Problem statement: Setting aside any pictures, reproduce the data exactly.

(Recorded data)
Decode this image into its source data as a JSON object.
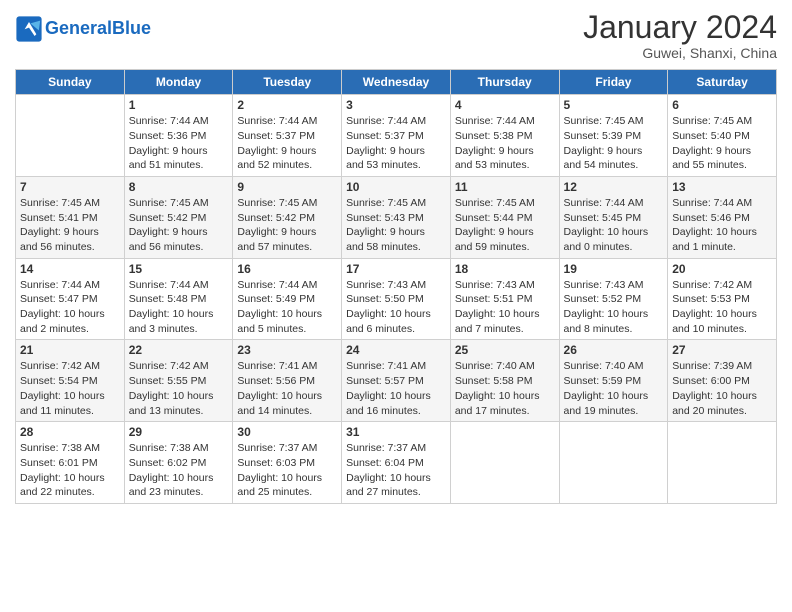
{
  "header": {
    "logo_text_general": "General",
    "logo_text_blue": "Blue",
    "month_title": "January 2024",
    "location": "Guwei, Shanxi, China"
  },
  "calendar": {
    "days_of_week": [
      "Sunday",
      "Monday",
      "Tuesday",
      "Wednesday",
      "Thursday",
      "Friday",
      "Saturday"
    ],
    "weeks": [
      [
        {
          "day": "",
          "info": ""
        },
        {
          "day": "1",
          "info": "Sunrise: 7:44 AM\nSunset: 5:36 PM\nDaylight: 9 hours\nand 51 minutes."
        },
        {
          "day": "2",
          "info": "Sunrise: 7:44 AM\nSunset: 5:37 PM\nDaylight: 9 hours\nand 52 minutes."
        },
        {
          "day": "3",
          "info": "Sunrise: 7:44 AM\nSunset: 5:37 PM\nDaylight: 9 hours\nand 53 minutes."
        },
        {
          "day": "4",
          "info": "Sunrise: 7:44 AM\nSunset: 5:38 PM\nDaylight: 9 hours\nand 53 minutes."
        },
        {
          "day": "5",
          "info": "Sunrise: 7:45 AM\nSunset: 5:39 PM\nDaylight: 9 hours\nand 54 minutes."
        },
        {
          "day": "6",
          "info": "Sunrise: 7:45 AM\nSunset: 5:40 PM\nDaylight: 9 hours\nand 55 minutes."
        }
      ],
      [
        {
          "day": "7",
          "info": "Sunrise: 7:45 AM\nSunset: 5:41 PM\nDaylight: 9 hours\nand 56 minutes."
        },
        {
          "day": "8",
          "info": "Sunrise: 7:45 AM\nSunset: 5:42 PM\nDaylight: 9 hours\nand 56 minutes."
        },
        {
          "day": "9",
          "info": "Sunrise: 7:45 AM\nSunset: 5:42 PM\nDaylight: 9 hours\nand 57 minutes."
        },
        {
          "day": "10",
          "info": "Sunrise: 7:45 AM\nSunset: 5:43 PM\nDaylight: 9 hours\nand 58 minutes."
        },
        {
          "day": "11",
          "info": "Sunrise: 7:45 AM\nSunset: 5:44 PM\nDaylight: 9 hours\nand 59 minutes."
        },
        {
          "day": "12",
          "info": "Sunrise: 7:44 AM\nSunset: 5:45 PM\nDaylight: 10 hours\nand 0 minutes."
        },
        {
          "day": "13",
          "info": "Sunrise: 7:44 AM\nSunset: 5:46 PM\nDaylight: 10 hours\nand 1 minute."
        }
      ],
      [
        {
          "day": "14",
          "info": "Sunrise: 7:44 AM\nSunset: 5:47 PM\nDaylight: 10 hours\nand 2 minutes."
        },
        {
          "day": "15",
          "info": "Sunrise: 7:44 AM\nSunset: 5:48 PM\nDaylight: 10 hours\nand 3 minutes."
        },
        {
          "day": "16",
          "info": "Sunrise: 7:44 AM\nSunset: 5:49 PM\nDaylight: 10 hours\nand 5 minutes."
        },
        {
          "day": "17",
          "info": "Sunrise: 7:43 AM\nSunset: 5:50 PM\nDaylight: 10 hours\nand 6 minutes."
        },
        {
          "day": "18",
          "info": "Sunrise: 7:43 AM\nSunset: 5:51 PM\nDaylight: 10 hours\nand 7 minutes."
        },
        {
          "day": "19",
          "info": "Sunrise: 7:43 AM\nSunset: 5:52 PM\nDaylight: 10 hours\nand 8 minutes."
        },
        {
          "day": "20",
          "info": "Sunrise: 7:42 AM\nSunset: 5:53 PM\nDaylight: 10 hours\nand 10 minutes."
        }
      ],
      [
        {
          "day": "21",
          "info": "Sunrise: 7:42 AM\nSunset: 5:54 PM\nDaylight: 10 hours\nand 11 minutes."
        },
        {
          "day": "22",
          "info": "Sunrise: 7:42 AM\nSunset: 5:55 PM\nDaylight: 10 hours\nand 13 minutes."
        },
        {
          "day": "23",
          "info": "Sunrise: 7:41 AM\nSunset: 5:56 PM\nDaylight: 10 hours\nand 14 minutes."
        },
        {
          "day": "24",
          "info": "Sunrise: 7:41 AM\nSunset: 5:57 PM\nDaylight: 10 hours\nand 16 minutes."
        },
        {
          "day": "25",
          "info": "Sunrise: 7:40 AM\nSunset: 5:58 PM\nDaylight: 10 hours\nand 17 minutes."
        },
        {
          "day": "26",
          "info": "Sunrise: 7:40 AM\nSunset: 5:59 PM\nDaylight: 10 hours\nand 19 minutes."
        },
        {
          "day": "27",
          "info": "Sunrise: 7:39 AM\nSunset: 6:00 PM\nDaylight: 10 hours\nand 20 minutes."
        }
      ],
      [
        {
          "day": "28",
          "info": "Sunrise: 7:38 AM\nSunset: 6:01 PM\nDaylight: 10 hours\nand 22 minutes."
        },
        {
          "day": "29",
          "info": "Sunrise: 7:38 AM\nSunset: 6:02 PM\nDaylight: 10 hours\nand 23 minutes."
        },
        {
          "day": "30",
          "info": "Sunrise: 7:37 AM\nSunset: 6:03 PM\nDaylight: 10 hours\nand 25 minutes."
        },
        {
          "day": "31",
          "info": "Sunrise: 7:37 AM\nSunset: 6:04 PM\nDaylight: 10 hours\nand 27 minutes."
        },
        {
          "day": "",
          "info": ""
        },
        {
          "day": "",
          "info": ""
        },
        {
          "day": "",
          "info": ""
        }
      ]
    ]
  }
}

Task output:
Decode this image into its source data as a JSON object.
{
  "header": {
    "logo_text_general": "General",
    "logo_text_blue": "Blue",
    "month_title": "January 2024",
    "location": "Guwei, Shanxi, China"
  },
  "calendar": {
    "days_of_week": [
      "Sunday",
      "Monday",
      "Tuesday",
      "Wednesday",
      "Thursday",
      "Friday",
      "Saturday"
    ],
    "weeks": [
      [
        {
          "day": "",
          "info": ""
        },
        {
          "day": "1",
          "info": "Sunrise: 7:44 AM\nSunset: 5:36 PM\nDaylight: 9 hours\nand 51 minutes."
        },
        {
          "day": "2",
          "info": "Sunrise: 7:44 AM\nSunset: 5:37 PM\nDaylight: 9 hours\nand 52 minutes."
        },
        {
          "day": "3",
          "info": "Sunrise: 7:44 AM\nSunset: 5:37 PM\nDaylight: 9 hours\nand 53 minutes."
        },
        {
          "day": "4",
          "info": "Sunrise: 7:44 AM\nSunset: 5:38 PM\nDaylight: 9 hours\nand 53 minutes."
        },
        {
          "day": "5",
          "info": "Sunrise: 7:45 AM\nSunset: 5:39 PM\nDaylight: 9 hours\nand 54 minutes."
        },
        {
          "day": "6",
          "info": "Sunrise: 7:45 AM\nSunset: 5:40 PM\nDaylight: 9 hours\nand 55 minutes."
        }
      ],
      [
        {
          "day": "7",
          "info": "Sunrise: 7:45 AM\nSunset: 5:41 PM\nDaylight: 9 hours\nand 56 minutes."
        },
        {
          "day": "8",
          "info": "Sunrise: 7:45 AM\nSunset: 5:42 PM\nDaylight: 9 hours\nand 56 minutes."
        },
        {
          "day": "9",
          "info": "Sunrise: 7:45 AM\nSunset: 5:42 PM\nDaylight: 9 hours\nand 57 minutes."
        },
        {
          "day": "10",
          "info": "Sunrise: 7:45 AM\nSunset: 5:43 PM\nDaylight: 9 hours\nand 58 minutes."
        },
        {
          "day": "11",
          "info": "Sunrise: 7:45 AM\nSunset: 5:44 PM\nDaylight: 9 hours\nand 59 minutes."
        },
        {
          "day": "12",
          "info": "Sunrise: 7:44 AM\nSunset: 5:45 PM\nDaylight: 10 hours\nand 0 minutes."
        },
        {
          "day": "13",
          "info": "Sunrise: 7:44 AM\nSunset: 5:46 PM\nDaylight: 10 hours\nand 1 minute."
        }
      ],
      [
        {
          "day": "14",
          "info": "Sunrise: 7:44 AM\nSunset: 5:47 PM\nDaylight: 10 hours\nand 2 minutes."
        },
        {
          "day": "15",
          "info": "Sunrise: 7:44 AM\nSunset: 5:48 PM\nDaylight: 10 hours\nand 3 minutes."
        },
        {
          "day": "16",
          "info": "Sunrise: 7:44 AM\nSunset: 5:49 PM\nDaylight: 10 hours\nand 5 minutes."
        },
        {
          "day": "17",
          "info": "Sunrise: 7:43 AM\nSunset: 5:50 PM\nDaylight: 10 hours\nand 6 minutes."
        },
        {
          "day": "18",
          "info": "Sunrise: 7:43 AM\nSunset: 5:51 PM\nDaylight: 10 hours\nand 7 minutes."
        },
        {
          "day": "19",
          "info": "Sunrise: 7:43 AM\nSunset: 5:52 PM\nDaylight: 10 hours\nand 8 minutes."
        },
        {
          "day": "20",
          "info": "Sunrise: 7:42 AM\nSunset: 5:53 PM\nDaylight: 10 hours\nand 10 minutes."
        }
      ],
      [
        {
          "day": "21",
          "info": "Sunrise: 7:42 AM\nSunset: 5:54 PM\nDaylight: 10 hours\nand 11 minutes."
        },
        {
          "day": "22",
          "info": "Sunrise: 7:42 AM\nSunset: 5:55 PM\nDaylight: 10 hours\nand 13 minutes."
        },
        {
          "day": "23",
          "info": "Sunrise: 7:41 AM\nSunset: 5:56 PM\nDaylight: 10 hours\nand 14 minutes."
        },
        {
          "day": "24",
          "info": "Sunrise: 7:41 AM\nSunset: 5:57 PM\nDaylight: 10 hours\nand 16 minutes."
        },
        {
          "day": "25",
          "info": "Sunrise: 7:40 AM\nSunset: 5:58 PM\nDaylight: 10 hours\nand 17 minutes."
        },
        {
          "day": "26",
          "info": "Sunrise: 7:40 AM\nSunset: 5:59 PM\nDaylight: 10 hours\nand 19 minutes."
        },
        {
          "day": "27",
          "info": "Sunrise: 7:39 AM\nSunset: 6:00 PM\nDaylight: 10 hours\nand 20 minutes."
        }
      ],
      [
        {
          "day": "28",
          "info": "Sunrise: 7:38 AM\nSunset: 6:01 PM\nDaylight: 10 hours\nand 22 minutes."
        },
        {
          "day": "29",
          "info": "Sunrise: 7:38 AM\nSunset: 6:02 PM\nDaylight: 10 hours\nand 23 minutes."
        },
        {
          "day": "30",
          "info": "Sunrise: 7:37 AM\nSunset: 6:03 PM\nDaylight: 10 hours\nand 25 minutes."
        },
        {
          "day": "31",
          "info": "Sunrise: 7:37 AM\nSunset: 6:04 PM\nDaylight: 10 hours\nand 27 minutes."
        },
        {
          "day": "",
          "info": ""
        },
        {
          "day": "",
          "info": ""
        },
        {
          "day": "",
          "info": ""
        }
      ]
    ]
  }
}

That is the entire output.